Task description: With nothing added or dropped, output every record below exactly.

-- Source information follows --

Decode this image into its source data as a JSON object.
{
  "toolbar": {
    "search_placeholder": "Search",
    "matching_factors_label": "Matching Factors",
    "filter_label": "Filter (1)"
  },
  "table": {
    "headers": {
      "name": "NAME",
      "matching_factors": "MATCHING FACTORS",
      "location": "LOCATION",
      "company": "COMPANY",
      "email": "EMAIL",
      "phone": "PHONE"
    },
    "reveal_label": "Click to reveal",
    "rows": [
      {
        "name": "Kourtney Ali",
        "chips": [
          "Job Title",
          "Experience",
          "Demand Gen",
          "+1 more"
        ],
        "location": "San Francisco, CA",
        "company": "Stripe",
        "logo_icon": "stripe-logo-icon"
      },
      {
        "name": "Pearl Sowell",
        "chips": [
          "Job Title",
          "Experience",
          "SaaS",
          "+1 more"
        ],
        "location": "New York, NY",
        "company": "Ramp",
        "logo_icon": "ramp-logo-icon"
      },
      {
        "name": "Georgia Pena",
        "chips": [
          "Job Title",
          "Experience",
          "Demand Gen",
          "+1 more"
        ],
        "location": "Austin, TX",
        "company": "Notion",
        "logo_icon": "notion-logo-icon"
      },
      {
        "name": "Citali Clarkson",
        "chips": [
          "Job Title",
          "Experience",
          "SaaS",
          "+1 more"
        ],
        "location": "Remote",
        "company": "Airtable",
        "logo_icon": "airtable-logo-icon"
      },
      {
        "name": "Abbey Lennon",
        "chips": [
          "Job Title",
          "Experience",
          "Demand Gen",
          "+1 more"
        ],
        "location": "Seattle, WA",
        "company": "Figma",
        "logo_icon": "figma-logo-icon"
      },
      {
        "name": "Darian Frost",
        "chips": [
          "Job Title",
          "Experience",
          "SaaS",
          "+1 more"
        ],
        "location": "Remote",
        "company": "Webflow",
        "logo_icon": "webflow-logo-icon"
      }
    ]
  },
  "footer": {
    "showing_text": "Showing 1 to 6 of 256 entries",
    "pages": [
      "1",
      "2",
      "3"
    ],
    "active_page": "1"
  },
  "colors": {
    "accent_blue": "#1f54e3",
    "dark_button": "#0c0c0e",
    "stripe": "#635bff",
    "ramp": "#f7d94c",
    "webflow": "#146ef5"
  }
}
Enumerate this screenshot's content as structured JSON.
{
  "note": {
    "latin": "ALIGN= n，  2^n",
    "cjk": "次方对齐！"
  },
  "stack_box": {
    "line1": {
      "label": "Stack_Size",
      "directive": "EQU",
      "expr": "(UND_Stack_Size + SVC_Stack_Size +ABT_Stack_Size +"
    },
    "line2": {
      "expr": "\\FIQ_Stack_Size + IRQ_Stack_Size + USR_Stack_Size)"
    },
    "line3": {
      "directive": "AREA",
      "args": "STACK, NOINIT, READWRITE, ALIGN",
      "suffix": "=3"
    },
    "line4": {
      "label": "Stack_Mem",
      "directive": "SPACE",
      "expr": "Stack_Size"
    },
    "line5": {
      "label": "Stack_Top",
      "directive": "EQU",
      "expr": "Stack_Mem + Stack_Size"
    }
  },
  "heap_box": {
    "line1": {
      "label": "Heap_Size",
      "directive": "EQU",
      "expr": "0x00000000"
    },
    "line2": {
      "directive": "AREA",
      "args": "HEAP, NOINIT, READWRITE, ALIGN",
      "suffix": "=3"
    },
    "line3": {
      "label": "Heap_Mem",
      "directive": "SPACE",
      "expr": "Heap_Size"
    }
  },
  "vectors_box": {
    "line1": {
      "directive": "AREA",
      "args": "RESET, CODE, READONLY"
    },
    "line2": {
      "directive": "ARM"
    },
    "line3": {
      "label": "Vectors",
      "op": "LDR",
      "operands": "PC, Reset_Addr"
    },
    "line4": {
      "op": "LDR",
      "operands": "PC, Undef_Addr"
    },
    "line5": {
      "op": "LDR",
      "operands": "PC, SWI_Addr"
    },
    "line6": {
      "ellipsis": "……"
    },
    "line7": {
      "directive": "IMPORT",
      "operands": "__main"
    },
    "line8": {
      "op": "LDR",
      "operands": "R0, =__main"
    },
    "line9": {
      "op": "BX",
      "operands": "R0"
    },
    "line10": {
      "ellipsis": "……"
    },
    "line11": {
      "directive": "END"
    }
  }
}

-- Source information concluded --

Completed task:
Decode this image into its source data as a JSON object.
{
  "toolbar": {
    "search_placeholder": "Search",
    "matching_factors_label": "Matching Factors",
    "filter_label": "Filter (1)"
  },
  "table": {
    "headers": {
      "name": "NAME",
      "matching_factors": "MATCHING FACTORS",
      "location": "LOCATION",
      "company": "COMPANY",
      "email": "EMAIL",
      "phone": "PHONE"
    },
    "reveal_label": "Click to reveal",
    "rows": [
      {
        "name": "Kourtney Ali",
        "chips": [
          "Job Title",
          "Experience",
          "Demand Gen",
          "+1 more"
        ],
        "location": "San Francisco, CA",
        "company": "Stripe",
        "logo_icon": "stripe-logo-icon"
      },
      {
        "name": "Pearl Sowell",
        "chips": [
          "Job Title",
          "Experience",
          "SaaS",
          "+1 more"
        ],
        "location": "New York, NY",
        "company": "Ramp",
        "logo_icon": "ramp-logo-icon"
      },
      {
        "name": "Georgia Pena",
        "chips": [
          "Job Title",
          "Experience",
          "Demand Gen",
          "+1 more"
        ],
        "location": "Austin, TX",
        "company": "Notion",
        "logo_icon": "notion-logo-icon"
      },
      {
        "name": "Citali Clarkson",
        "chips": [
          "Job Title",
          "Experience",
          "SaaS",
          "+1 more"
        ],
        "location": "Remote",
        "company": "Airtable",
        "logo_icon": "airtable-logo-icon"
      },
      {
        "name": "Abbey Lennon",
        "chips": [
          "Job Title",
          "Experience",
          "Demand Gen",
          "+1 more"
        ],
        "location": "Seattle, WA",
        "company": "Figma",
        "logo_icon": "figma-logo-icon"
      },
      {
        "name": "Darian Frost",
        "chips": [
          "Job Title",
          "Experience",
          "SaaS",
          "+1 more"
        ],
        "location": "Remote",
        "company": "Webflow",
        "logo_icon": "webflow-logo-icon"
      }
    ]
  },
  "footer": {
    "showing_text": "Showing 1 to 6 of 256 entries",
    "pages": [
      "1",
      "2",
      "3"
    ],
    "active_page": "1"
  },
  "colors": {
    "accent_blue": "#1f54e3",
    "dark_button": "#0c0c0e",
    "stripe": "#635bff",
    "ramp": "#f7d94c",
    "webflow": "#146ef5"
  }
}
Enumerate this screenshot's content as structured JSON.
{
  "note": {
    "latin": "ALIGN= n，  2^n",
    "cjk": "次方对齐！"
  },
  "stack_box": {
    "line1": {
      "label": "Stack_Size",
      "directive": "EQU",
      "expr": "(UND_Stack_Size + SVC_Stack_Size +ABT_Stack_Size +"
    },
    "line2": {
      "expr": "\\FIQ_Stack_Size + IRQ_Stack_Size + USR_Stack_Size)"
    },
    "line3": {
      "directive": "AREA",
      "args": "STACK, NOINIT, READWRITE, ALIGN",
      "suffix": "=3"
    },
    "line4": {
      "label": "Stack_Mem",
      "directive": "SPACE",
      "expr": "Stack_Size"
    },
    "line5": {
      "label": "Stack_Top",
      "directive": "EQU",
      "expr": "Stack_Mem + Stack_Size"
    }
  },
  "heap_box": {
    "line1": {
      "label": "Heap_Size",
      "directive": "EQU",
      "expr": "0x00000000"
    },
    "line2": {
      "directive": "AREA",
      "args": "HEAP, NOINIT, READWRITE, ALIGN",
      "suffix": "=3"
    },
    "line3": {
      "label": "Heap_Mem",
      "directive": "SPACE",
      "expr": "Heap_Size"
    }
  },
  "vectors_box": {
    "line1": {
      "directive": "AREA",
      "args": "RESET, CODE, READONLY"
    },
    "line2": {
      "directive": "ARM"
    },
    "line3": {
      "label": "Vectors",
      "op": "LDR",
      "operands": "PC, Reset_Addr"
    },
    "line4": {
      "op": "LDR",
      "operands": "PC, Undef_Addr"
    },
    "line5": {
      "op": "LDR",
      "operands": "PC, SWI_Addr"
    },
    "line6": {
      "ellipsis": "……"
    },
    "line7": {
      "directive": "IMPORT",
      "operands": "__main"
    },
    "line8": {
      "op": "LDR",
      "operands": "R0, =__main"
    },
    "line9": {
      "op": "BX",
      "operands": "R0"
    },
    "line10": {
      "ellipsis": "……"
    },
    "line11": {
      "directive": "END"
    }
  }
}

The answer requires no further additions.